> _THE TASK_
What is needed is an exact copy of every line in the listing.

++++++++++++++++++++

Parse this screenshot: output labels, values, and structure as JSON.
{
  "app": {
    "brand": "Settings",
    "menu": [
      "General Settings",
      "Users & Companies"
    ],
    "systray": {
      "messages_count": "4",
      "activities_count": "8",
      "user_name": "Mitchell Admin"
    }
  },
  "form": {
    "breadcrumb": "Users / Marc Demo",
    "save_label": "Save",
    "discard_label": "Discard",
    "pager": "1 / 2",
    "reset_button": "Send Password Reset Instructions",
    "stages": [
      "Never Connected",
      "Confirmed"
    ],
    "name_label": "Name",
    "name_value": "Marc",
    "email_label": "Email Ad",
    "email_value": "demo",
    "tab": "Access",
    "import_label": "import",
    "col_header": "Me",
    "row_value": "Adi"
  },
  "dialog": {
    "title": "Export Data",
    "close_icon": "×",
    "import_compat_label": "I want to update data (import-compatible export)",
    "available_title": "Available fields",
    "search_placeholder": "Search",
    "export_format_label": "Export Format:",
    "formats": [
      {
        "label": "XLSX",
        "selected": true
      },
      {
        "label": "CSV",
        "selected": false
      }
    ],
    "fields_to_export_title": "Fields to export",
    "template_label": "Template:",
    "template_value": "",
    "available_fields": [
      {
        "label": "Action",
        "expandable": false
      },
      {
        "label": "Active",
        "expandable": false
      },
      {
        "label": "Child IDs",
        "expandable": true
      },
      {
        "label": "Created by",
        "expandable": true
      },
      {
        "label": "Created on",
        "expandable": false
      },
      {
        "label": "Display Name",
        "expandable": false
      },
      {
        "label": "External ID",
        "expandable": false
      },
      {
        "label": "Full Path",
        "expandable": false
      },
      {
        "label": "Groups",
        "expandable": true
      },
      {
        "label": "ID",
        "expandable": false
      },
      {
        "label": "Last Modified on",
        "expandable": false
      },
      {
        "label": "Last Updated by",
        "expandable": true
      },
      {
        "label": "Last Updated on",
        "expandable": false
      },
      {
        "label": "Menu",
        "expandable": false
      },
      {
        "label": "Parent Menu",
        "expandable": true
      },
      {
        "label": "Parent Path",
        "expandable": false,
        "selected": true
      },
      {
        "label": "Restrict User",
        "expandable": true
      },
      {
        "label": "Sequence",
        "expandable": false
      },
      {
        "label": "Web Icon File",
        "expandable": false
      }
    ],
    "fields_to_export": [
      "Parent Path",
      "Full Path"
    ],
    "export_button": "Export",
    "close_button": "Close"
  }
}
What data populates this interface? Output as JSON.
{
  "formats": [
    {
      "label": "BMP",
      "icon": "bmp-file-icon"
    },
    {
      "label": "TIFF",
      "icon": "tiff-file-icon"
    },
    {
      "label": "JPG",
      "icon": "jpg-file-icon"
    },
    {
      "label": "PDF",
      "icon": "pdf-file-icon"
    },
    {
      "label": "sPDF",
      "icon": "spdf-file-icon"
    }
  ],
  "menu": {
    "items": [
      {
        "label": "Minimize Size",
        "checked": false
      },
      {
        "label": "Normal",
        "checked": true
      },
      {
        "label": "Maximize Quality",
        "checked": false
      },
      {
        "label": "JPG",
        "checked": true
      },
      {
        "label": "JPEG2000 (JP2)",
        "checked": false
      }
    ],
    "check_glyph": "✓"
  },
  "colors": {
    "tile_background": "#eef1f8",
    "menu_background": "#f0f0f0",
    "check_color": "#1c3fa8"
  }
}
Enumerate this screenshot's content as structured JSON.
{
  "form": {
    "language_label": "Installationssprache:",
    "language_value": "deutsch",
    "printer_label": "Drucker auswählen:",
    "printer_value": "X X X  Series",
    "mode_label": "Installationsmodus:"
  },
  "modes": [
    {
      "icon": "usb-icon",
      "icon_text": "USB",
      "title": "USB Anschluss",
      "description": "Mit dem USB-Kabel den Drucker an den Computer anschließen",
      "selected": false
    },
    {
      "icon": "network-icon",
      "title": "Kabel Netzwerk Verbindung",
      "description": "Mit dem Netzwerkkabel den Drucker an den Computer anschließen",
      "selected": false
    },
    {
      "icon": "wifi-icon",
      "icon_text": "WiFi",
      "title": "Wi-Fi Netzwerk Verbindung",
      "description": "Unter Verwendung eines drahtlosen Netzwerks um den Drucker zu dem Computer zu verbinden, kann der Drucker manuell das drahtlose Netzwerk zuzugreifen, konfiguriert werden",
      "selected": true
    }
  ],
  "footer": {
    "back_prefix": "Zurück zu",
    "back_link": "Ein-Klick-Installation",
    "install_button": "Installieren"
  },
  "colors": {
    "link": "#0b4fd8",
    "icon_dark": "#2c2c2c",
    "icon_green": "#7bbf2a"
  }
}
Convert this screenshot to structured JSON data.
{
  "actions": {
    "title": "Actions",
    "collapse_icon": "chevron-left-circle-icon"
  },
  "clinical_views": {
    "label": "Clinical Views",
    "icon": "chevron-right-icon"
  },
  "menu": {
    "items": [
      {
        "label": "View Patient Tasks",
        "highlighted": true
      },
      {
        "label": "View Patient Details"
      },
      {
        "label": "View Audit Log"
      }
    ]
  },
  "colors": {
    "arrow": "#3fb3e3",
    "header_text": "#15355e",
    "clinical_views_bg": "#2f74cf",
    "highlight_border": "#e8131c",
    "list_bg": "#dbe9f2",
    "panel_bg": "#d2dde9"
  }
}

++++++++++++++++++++

> _RESPONSE TO THIS EXERCISE_
Parse this screenshot: output labels, values, and structure as JSON.
{
  "app": {
    "brand": "Settings",
    "menu": [
      "General Settings",
      "Users & Companies"
    ],
    "systray": {
      "messages_count": "4",
      "activities_count": "8",
      "user_name": "Mitchell Admin"
    }
  },
  "form": {
    "breadcrumb": "Users / Marc Demo",
    "save_label": "Save",
    "discard_label": "Discard",
    "pager": "1 / 2",
    "reset_button": "Send Password Reset Instructions",
    "stages": [
      "Never Connected",
      "Confirmed"
    ],
    "name_label": "Name",
    "name_value": "Marc",
    "email_label": "Email Ad",
    "email_value": "demo",
    "tab": "Access",
    "import_label": "import",
    "col_header": "Me",
    "row_value": "Adi"
  },
  "dialog": {
    "title": "Export Data",
    "close_icon": "×",
    "import_compat_label": "I want to update data (import-compatible export)",
    "available_title": "Available fields",
    "search_placeholder": "Search",
    "export_format_label": "Export Format:",
    "formats": [
      {
        "label": "XLSX",
        "selected": true
      },
      {
        "label": "CSV",
        "selected": false
      }
    ],
    "fields_to_export_title": "Fields to export",
    "template_label": "Template:",
    "template_value": "",
    "available_fields": [
      {
        "label": "Action",
        "expandable": false
      },
      {
        "label": "Active",
        "expandable": false
      },
      {
        "label": "Child IDs",
        "expandable": true
      },
      {
        "label": "Created by",
        "expandable": true
      },
      {
        "label": "Created on",
        "expandable": false
      },
      {
        "label": "Display Name",
        "expandable": false
      },
      {
        "label": "External ID",
        "expandable": false
      },
      {
        "label": "Full Path",
        "expandable": false
      },
      {
        "label": "Groups",
        "expandable": true
      },
      {
        "label": "ID",
        "expandable": false
      },
      {
        "label": "Last Modified on",
        "expandable": false
      },
      {
        "label": "Last Updated by",
        "expandable": true
      },
      {
        "label": "Last Updated on",
        "expandable": false
      },
      {
        "label": "Menu",
        "expandable": false
      },
      {
        "label": "Parent Menu",
        "expandable": true
      },
      {
        "label": "Parent Path",
        "expandable": false,
        "selected": true
      },
      {
        "label": "Restrict User",
        "expandable": true
      },
      {
        "label": "Sequence",
        "expandable": false
      },
      {
        "label": "Web Icon File",
        "expandable": false
      }
    ],
    "fields_to_export": [
      "Parent Path",
      "Full Path"
    ],
    "export_button": "Export",
    "close_button": "Close"
  }
}
What data populates this interface? Output as JSON.
{
  "formats": [
    {
      "label": "BMP",
      "icon": "bmp-file-icon"
    },
    {
      "label": "TIFF",
      "icon": "tiff-file-icon"
    },
    {
      "label": "JPG",
      "icon": "jpg-file-icon"
    },
    {
      "label": "PDF",
      "icon": "pdf-file-icon"
    },
    {
      "label": "sPDF",
      "icon": "spdf-file-icon"
    }
  ],
  "menu": {
    "items": [
      {
        "label": "Minimize Size",
        "checked": false
      },
      {
        "label": "Normal",
        "checked": true
      },
      {
        "label": "Maximize Quality",
        "checked": false
      },
      {
        "label": "JPG",
        "checked": true
      },
      {
        "label": "JPEG2000 (JP2)",
        "checked": false
      }
    ],
    "check_glyph": "✓"
  },
  "colors": {
    "tile_background": "#eef1f8",
    "menu_background": "#f0f0f0",
    "check_color": "#1c3fa8"
  }
}
Enumerate this screenshot's content as structured JSON.
{
  "form": {
    "language_label": "Installationssprache:",
    "language_value": "deutsch",
    "printer_label": "Drucker auswählen:",
    "printer_value": "X X X  Series",
    "mode_label": "Installationsmodus:"
  },
  "modes": [
    {
      "icon": "usb-icon",
      "icon_text": "USB",
      "title": "USB Anschluss",
      "description": "Mit dem USB-Kabel den Drucker an den Computer anschließen",
      "selected": false
    },
    {
      "icon": "network-icon",
      "title": "Kabel Netzwerk Verbindung",
      "description": "Mit dem Netzwerkkabel den Drucker an den Computer anschließen",
      "selected": false
    },
    {
      "icon": "wifi-icon",
      "icon_text": "WiFi",
      "title": "Wi-Fi Netzwerk Verbindung",
      "description": "Unter Verwendung eines drahtlosen Netzwerks um den Drucker zu dem Computer zu verbinden, kann der Drucker manuell das drahtlose Netzwerk zuzugreifen, konfiguriert werden",
      "selected": true
    }
  ],
  "footer": {
    "back_prefix": "Zurück zu",
    "back_link": "Ein-Klick-Installation",
    "install_button": "Installieren"
  },
  "colors": {
    "link": "#0b4fd8",
    "icon_dark": "#2c2c2c",
    "icon_green": "#7bbf2a"
  }
}
Convert this screenshot to structured JSON data.
{
  "actions": {
    "title": "Actions",
    "collapse_icon": "chevron-left-circle-icon"
  },
  "clinical_views": {
    "label": "Clinical Views",
    "icon": "chevron-right-icon"
  },
  "menu": {
    "items": [
      {
        "label": "View Patient Tasks",
        "highlighted": true
      },
      {
        "label": "View Patient Details"
      },
      {
        "label": "View Audit Log"
      }
    ]
  },
  "colors": {
    "arrow": "#3fb3e3",
    "header_text": "#15355e",
    "clinical_views_bg": "#2f74cf",
    "highlight_border": "#e8131c",
    "list_bg": "#dbe9f2",
    "panel_bg": "#d2dde9"
  }
}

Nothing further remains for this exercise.